Ever since Parker (1955) formulated the turbulent dynamo theory, varieties of very different dynamo
models for the Sun have appeared in the literature. Global dynamo models, based on Parker's original
ideas on the contributions of cyclonic convection and differential rotation, depend a lot also on the
micro-physics associated with turbulent interaction and diffusion of magnetic fields throughout the
solar convection zone. These processes are the most vigorous in the observable photospheric layers.
Studying energy and momentum coupling between radiation, convection and magnetic fields in these
layers is crucial to understand near-surface contribution to the overall working and sustenance of
the solar dynamo.
A high spatial, spectral and temporal resolution observation over a sustained period of time is a key
requirement for such studies.
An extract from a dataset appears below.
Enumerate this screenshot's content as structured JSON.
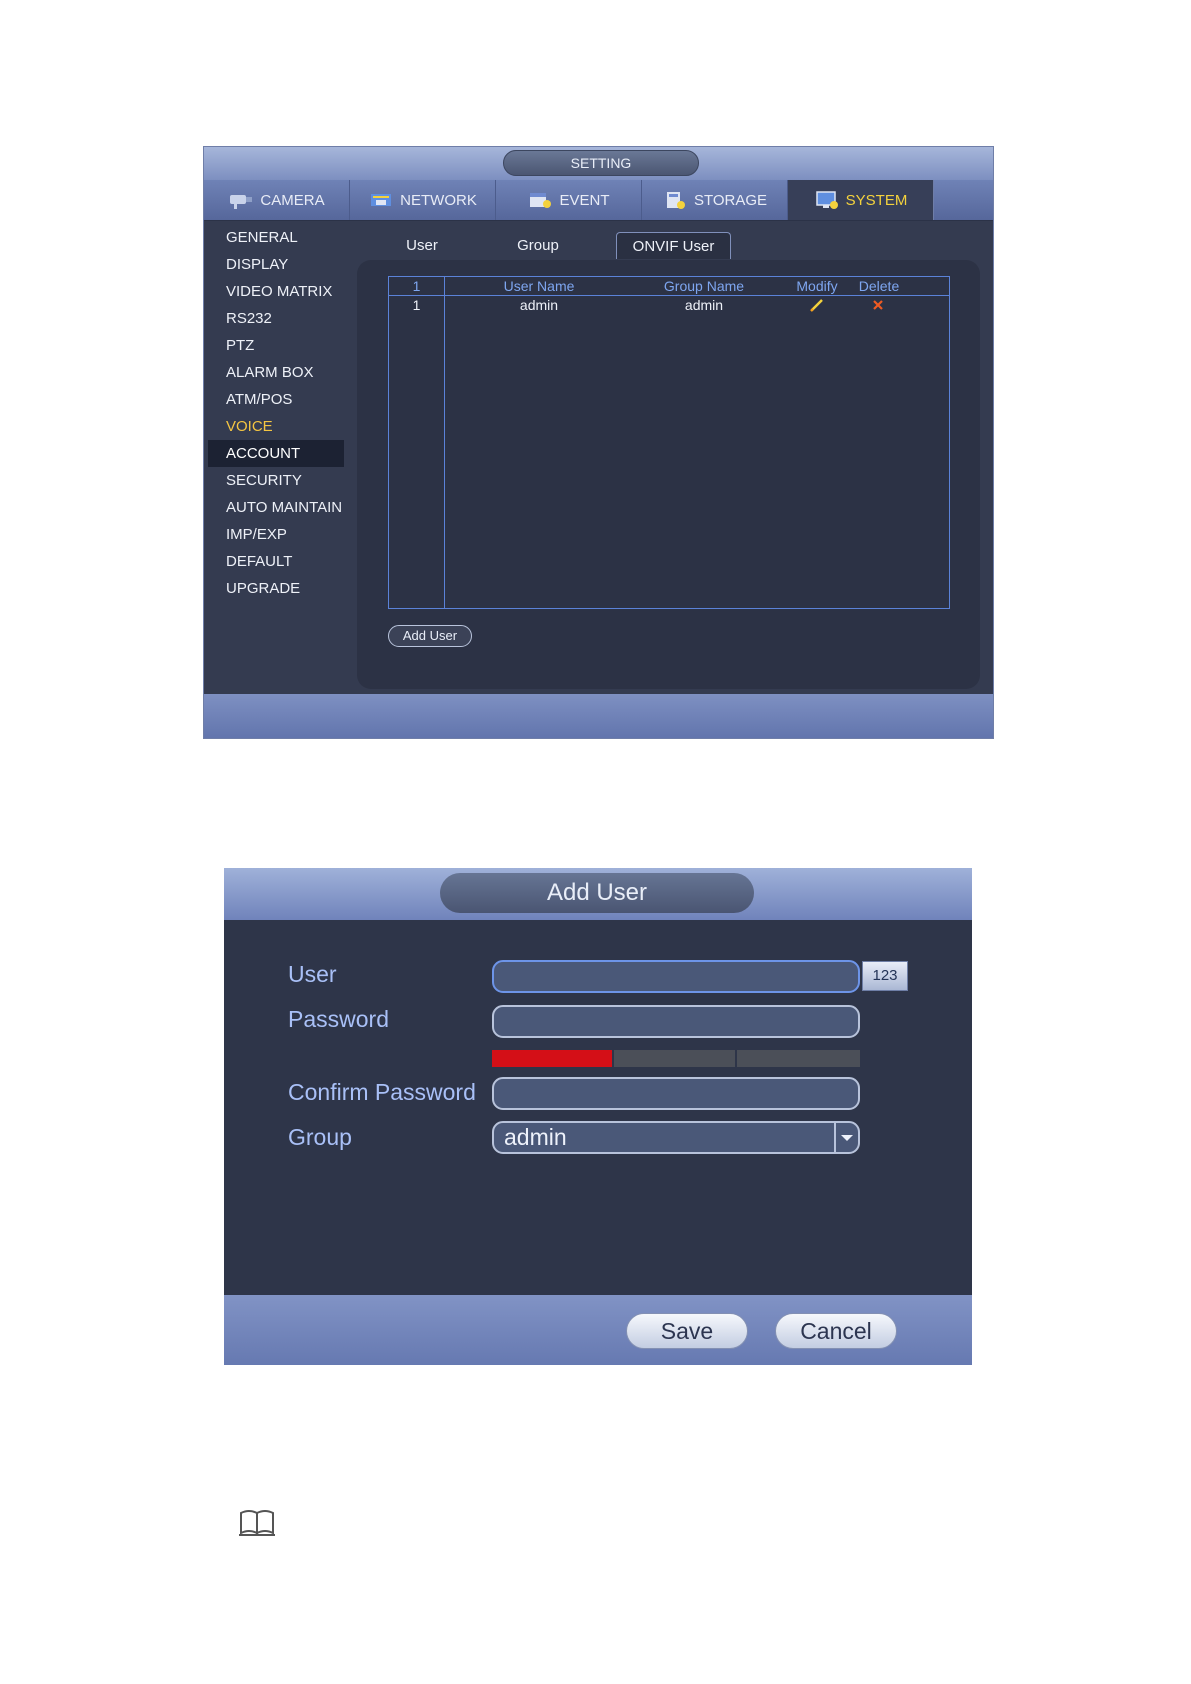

NLST will fulfill such requirements to facilitate answering the following
questions pertaining to the above aspects of solar dynamo: (1) how do the convective flows and associated
turbulence stretch, twist and fold the local small-scale magnetic fields, and, how do such processes
change the magnetic flux budget, locally and globally?; (2) how do strong fields in the large scale,
e.g. sunspots, filaments, etc., interact with the small-scale fields?; and (3) how do large scale
convective (super-granular and other possible larger scale) and meridional flows advect and diffuse the
magnetic field?; and how do they change with time?.
Answers to these questions will provide key observational inputs to constrain the global interior dynamo
models and thus in improving the predictive capabilities of such models